Lightfarm Studios Gets Emotive with Pepsi
Emojis were born from the desire to express emotions visually. As our communication has become increasingly text based, emojis provide the opportunity to manually offer the social cues and body language that comes with interacting in person. A well-placed wink or smiley face can change the entire meaning of a phrase, and help two people better understand one another. Those who are particularly savvy can communicate exclusively with emojis, casting faces as characters and spinning yarns through pictures. Pepsi, ever with their hand on the pulse of popular culture, decided to employ emojis with BBDO, using Lightfarm Studios to execute the idea.

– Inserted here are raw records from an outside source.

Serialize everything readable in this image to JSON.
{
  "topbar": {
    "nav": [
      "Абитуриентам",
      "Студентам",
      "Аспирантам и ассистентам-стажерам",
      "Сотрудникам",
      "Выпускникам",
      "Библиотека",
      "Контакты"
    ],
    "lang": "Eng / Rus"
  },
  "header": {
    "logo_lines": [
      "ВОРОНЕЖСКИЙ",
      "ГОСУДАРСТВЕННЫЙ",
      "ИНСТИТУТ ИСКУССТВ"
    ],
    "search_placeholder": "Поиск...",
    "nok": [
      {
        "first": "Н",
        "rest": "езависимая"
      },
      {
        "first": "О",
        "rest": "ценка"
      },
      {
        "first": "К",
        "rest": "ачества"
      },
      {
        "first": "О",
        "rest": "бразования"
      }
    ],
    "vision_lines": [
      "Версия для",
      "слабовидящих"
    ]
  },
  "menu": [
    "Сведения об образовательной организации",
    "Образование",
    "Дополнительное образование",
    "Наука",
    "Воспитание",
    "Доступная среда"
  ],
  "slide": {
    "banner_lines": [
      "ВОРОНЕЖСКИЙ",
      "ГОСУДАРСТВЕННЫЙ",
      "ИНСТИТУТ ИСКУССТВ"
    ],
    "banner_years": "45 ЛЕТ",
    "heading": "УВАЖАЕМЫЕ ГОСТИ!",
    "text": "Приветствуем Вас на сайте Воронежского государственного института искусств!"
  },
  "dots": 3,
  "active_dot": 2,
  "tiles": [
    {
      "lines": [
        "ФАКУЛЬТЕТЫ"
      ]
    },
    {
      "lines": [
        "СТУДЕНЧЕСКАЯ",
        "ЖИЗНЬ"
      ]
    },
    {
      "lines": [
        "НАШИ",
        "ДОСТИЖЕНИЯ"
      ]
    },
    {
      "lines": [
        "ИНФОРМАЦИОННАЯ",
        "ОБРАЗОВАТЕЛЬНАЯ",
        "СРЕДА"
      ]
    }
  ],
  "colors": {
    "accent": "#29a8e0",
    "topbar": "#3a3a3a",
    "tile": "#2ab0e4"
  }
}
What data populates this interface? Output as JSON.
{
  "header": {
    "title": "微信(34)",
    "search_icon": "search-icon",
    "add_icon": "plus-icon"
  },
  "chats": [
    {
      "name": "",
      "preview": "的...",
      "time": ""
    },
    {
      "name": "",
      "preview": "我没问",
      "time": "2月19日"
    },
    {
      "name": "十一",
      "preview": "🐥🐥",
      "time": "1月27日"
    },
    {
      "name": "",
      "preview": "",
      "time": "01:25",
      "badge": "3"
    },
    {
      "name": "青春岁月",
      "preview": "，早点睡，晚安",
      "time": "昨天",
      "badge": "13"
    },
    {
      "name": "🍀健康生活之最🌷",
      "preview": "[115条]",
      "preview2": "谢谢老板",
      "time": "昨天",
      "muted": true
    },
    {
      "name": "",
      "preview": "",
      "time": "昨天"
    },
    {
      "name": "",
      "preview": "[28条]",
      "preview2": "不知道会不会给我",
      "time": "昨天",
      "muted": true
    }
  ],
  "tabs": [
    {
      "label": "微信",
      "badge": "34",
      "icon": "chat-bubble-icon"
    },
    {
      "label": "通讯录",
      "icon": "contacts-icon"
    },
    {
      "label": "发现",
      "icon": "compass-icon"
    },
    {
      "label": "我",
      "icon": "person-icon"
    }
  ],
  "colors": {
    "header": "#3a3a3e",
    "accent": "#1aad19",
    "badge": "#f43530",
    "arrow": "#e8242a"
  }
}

A series of scenes show bottles and cans of Pepsi locked in social interactions with one another, putting forward the faces of emojis to tell simple stories. Simon McCormack explains that when they got the 100% CGI project, they were immediately looking forward to it. “They had a really cool brief and we thought it was fun with those emoji characters,” he says. Not only was it a cool project to undertake but it was also unique for them.

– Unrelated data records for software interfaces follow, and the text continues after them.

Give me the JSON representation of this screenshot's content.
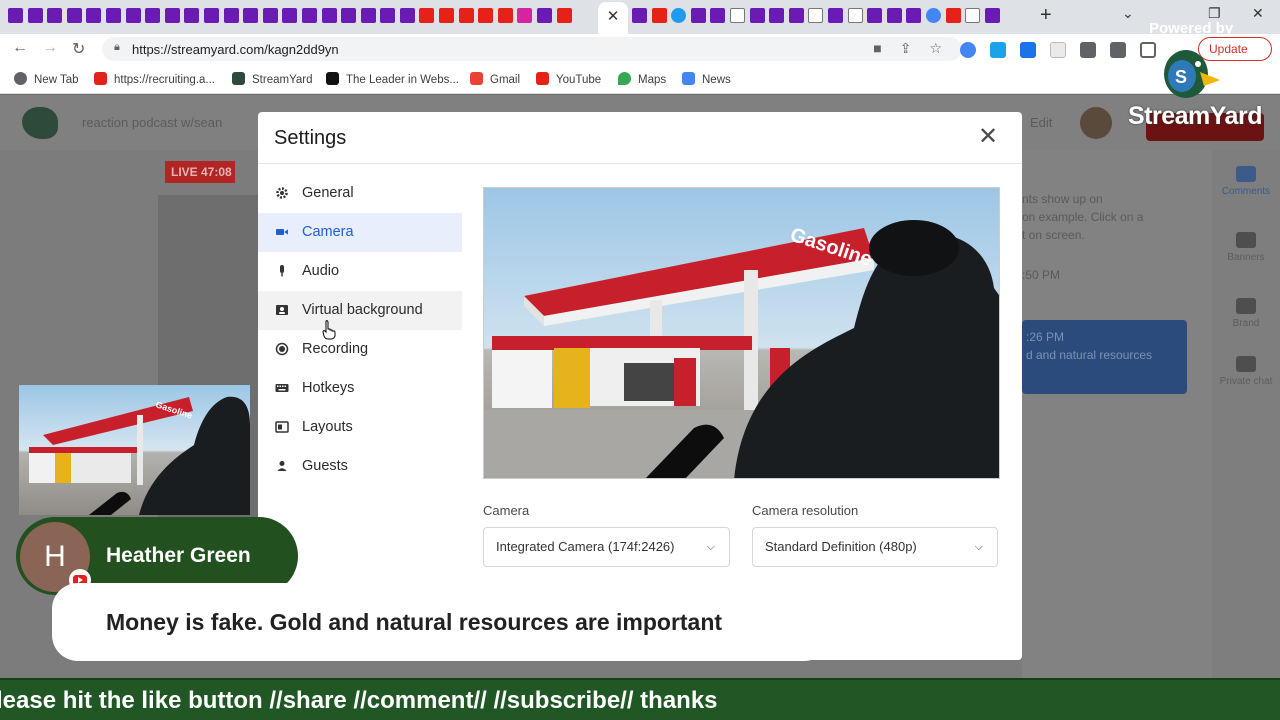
{
  "browser": {
    "url": "https://streamyard.com/kagn2dd9yn",
    "update_label": "Update",
    "bookmarks": [
      "New Tab",
      "https://recruiting.a...",
      "StreamYard",
      "The Leader in Webs...",
      "Gmail",
      "YouTube",
      "Maps",
      "News"
    ]
  },
  "app": {
    "broadcast_title": "reaction podcast w/sean",
    "edit_label": "Edit",
    "live_label": "LIVE 47:08",
    "right_panel": {
      "line1": "nts show up on",
      "line2": "on example. Click on a",
      "line3": "t on screen.",
      "time1": ":50 PM",
      "time2": ":26 PM",
      "card_text": "d and natural resources"
    },
    "side_nav": [
      "Comments",
      "Banners",
      "Brand",
      "Private chat"
    ]
  },
  "settings": {
    "title": "Settings",
    "menu": [
      {
        "label": "General",
        "icon": "gear-icon"
      },
      {
        "label": "Camera",
        "icon": "camera-icon"
      },
      {
        "label": "Audio",
        "icon": "microphone-icon"
      },
      {
        "label": "Virtual background",
        "icon": "portrait-icon"
      },
      {
        "label": "Recording",
        "icon": "record-icon"
      },
      {
        "label": "Hotkeys",
        "icon": "keyboard-icon"
      },
      {
        "label": "Layouts",
        "icon": "layout-icon"
      },
      {
        "label": "Guests",
        "icon": "person-icon"
      }
    ],
    "active_item": "Camera",
    "camera_label": "Camera",
    "camera_value": "Integrated Camera (174f:2426)",
    "resolution_label": "Camera resolution",
    "resolution_value": "Standard Definition (480p)",
    "preview_sign": "Gasoline"
  },
  "overlay": {
    "powered_by": "Powered by",
    "logo_text": "StreamYard",
    "commenter_initial": "H",
    "commenter_name": "Heather Green",
    "comment": "Money is fake. Gold and natural resources are important",
    "ticker": "lease hit the like button //share //comment// //subscribe// thanks"
  },
  "colors": {
    "accent": "#1f5fd1",
    "ticker_green": "#215725",
    "live_red": "#b12525"
  }
}
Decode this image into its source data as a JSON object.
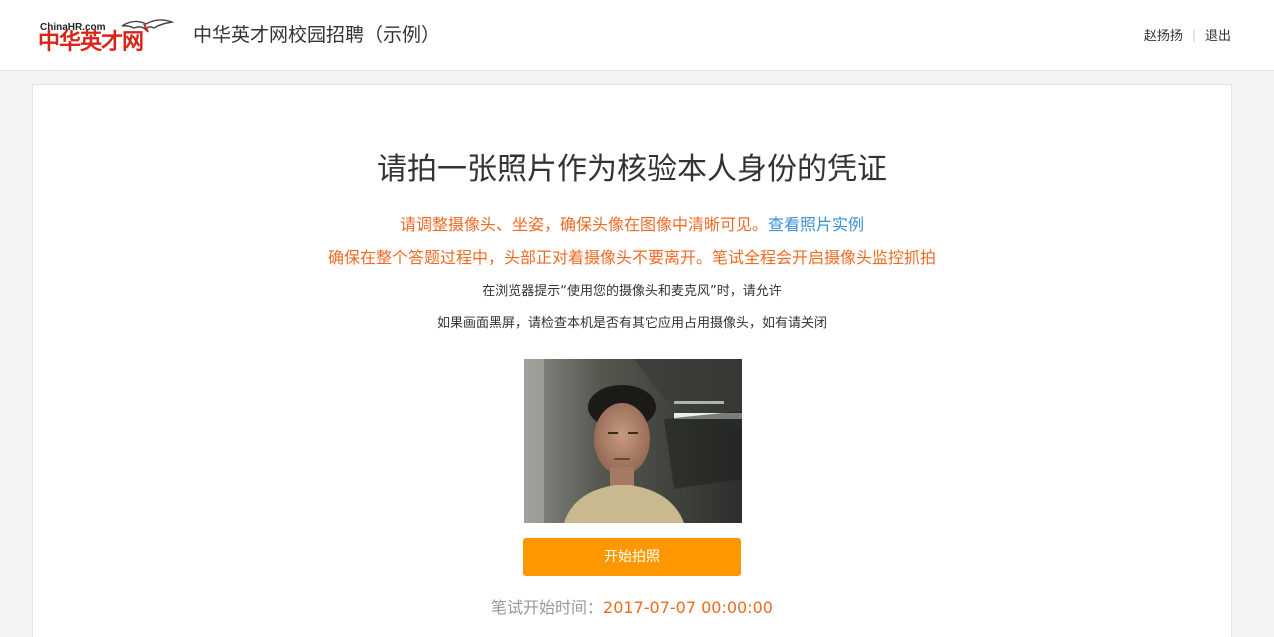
{
  "header": {
    "logo_small": "ChinaHR.com",
    "logo_big": "中华英才网",
    "site_title": "中华英才网校园招聘（示例）",
    "user_name": "赵扬扬",
    "separator": "|",
    "logout": "退出"
  },
  "main": {
    "title": "请拍一张照片作为核验本人身份的凭证",
    "tip1": "请调整摄像头、坐姿，确保头像在图像中清晰可见。",
    "tip1_link": "查看照片实例",
    "tip2": "确保在整个答题过程中，头部正对着摄像头不要离开。笔试全程会开启摄像头监控抓拍",
    "tip3": "在浏览器提示“使用您的摄像头和麦克风”时，请允许",
    "tip4": "如果画面黑屏，请检查本机是否有其它应用占用摄像头，如有请关闭",
    "capture_button": "开始拍照",
    "exam_time_label": "笔试开始时间：",
    "exam_time_value": "2017-07-07 00:00:00"
  },
  "colors": {
    "accent_orange": "#ff9800",
    "warning_text": "#ee6a24",
    "link_blue": "#3a8fd6",
    "logo_red": "#d9241b"
  }
}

Typically, Lightfarm works with agencies to take photographed materials and bring them to the next level, oftentimes shepherding them into a new world. But this was different. “We do a lot of photo realistic stuff, but no so much of these abstract, graphic looking projects,” Simon explains. “So it was cool to work on something different in that way.” The results use the same Spartan style of emojis to tell the visual stories. Whether it’s a trio of terrified cans being chased by a bee bottle, or a drink crowd surfing other cans, these simple set ups are all one really needs to express an entire story.

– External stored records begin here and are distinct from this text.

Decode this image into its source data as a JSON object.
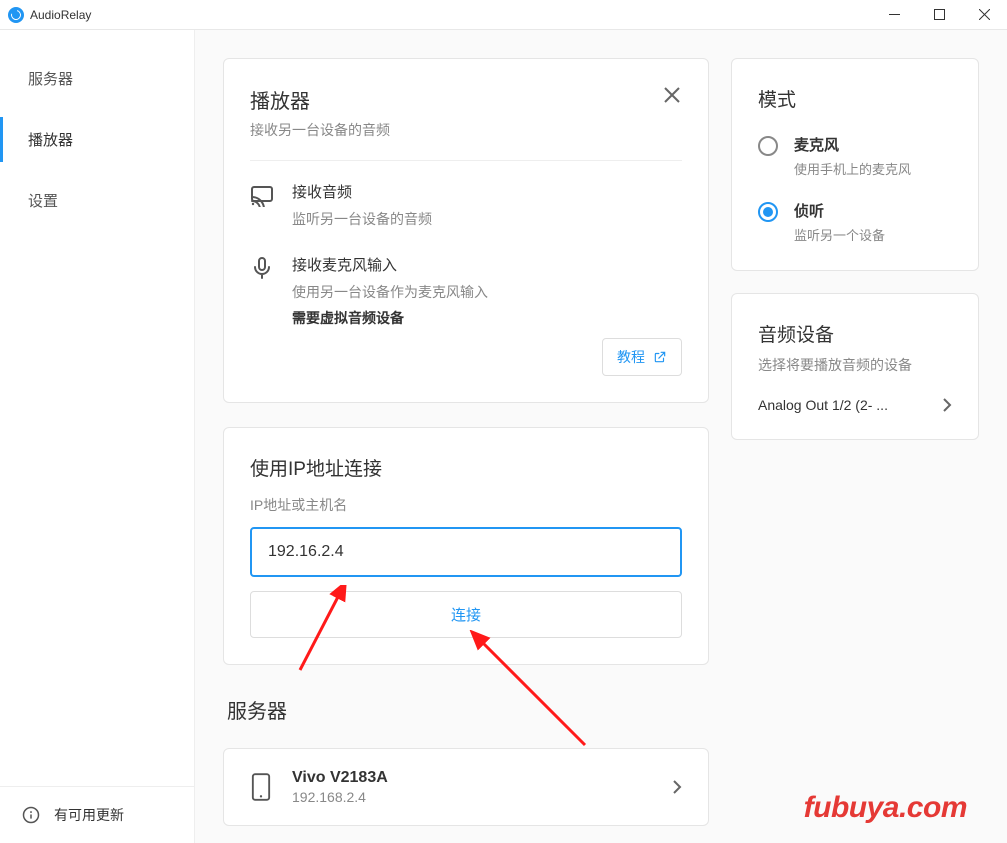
{
  "window": {
    "title": "AudioRelay"
  },
  "sidebar": {
    "items": [
      {
        "label": "服务器"
      },
      {
        "label": "播放器"
      },
      {
        "label": "设置"
      }
    ],
    "update": "有可用更新"
  },
  "player_card": {
    "title": "播放器",
    "subtitle": "接收另一台设备的音频",
    "opt1": {
      "title": "接收音频",
      "desc": "监听另一台设备的音频"
    },
    "opt2": {
      "title": "接收麦克风输入",
      "desc": "使用另一台设备作为麦克风输入",
      "warn": "需要虚拟音频设备"
    },
    "tutorial": "教程"
  },
  "ip_card": {
    "title": "使用IP地址连接",
    "label": "IP地址或主机名",
    "value": "192.16.2.4",
    "connect": "连接"
  },
  "servers": {
    "heading": "服务器",
    "item": {
      "name": "Vivo V2183A",
      "ip": "192.168.2.4"
    }
  },
  "mode_card": {
    "title": "模式",
    "opt1": {
      "title": "麦克风",
      "desc": "使用手机上的麦克风"
    },
    "opt2": {
      "title": "侦听",
      "desc": "监听另一个设备"
    }
  },
  "device_card": {
    "title": "音频设备",
    "subtitle": "选择将要播放音频的设备",
    "selected": "Analog Out 1/2 (2- ..."
  },
  "watermark": "fubuya.com"
}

Simon and his team were presented with an additional challenge for the Pepsi project: how to make it so Pepsi could make as many of these images as they wanted. Lightfarm created compositions so that Pepsi, employing a kind of visual MadLibs, could swap out the emojis in the future. But the condensation on the bottles and cans complicated the images, since they would change depending on what emoji was placed in there. “You get light refractions through the droplets,” explains Simon. “We had to figure out a way to set it up for them so they could insert different emojis underneath the drops and still look great. That was one of the real challenges on this one and in the end we did really well with it.”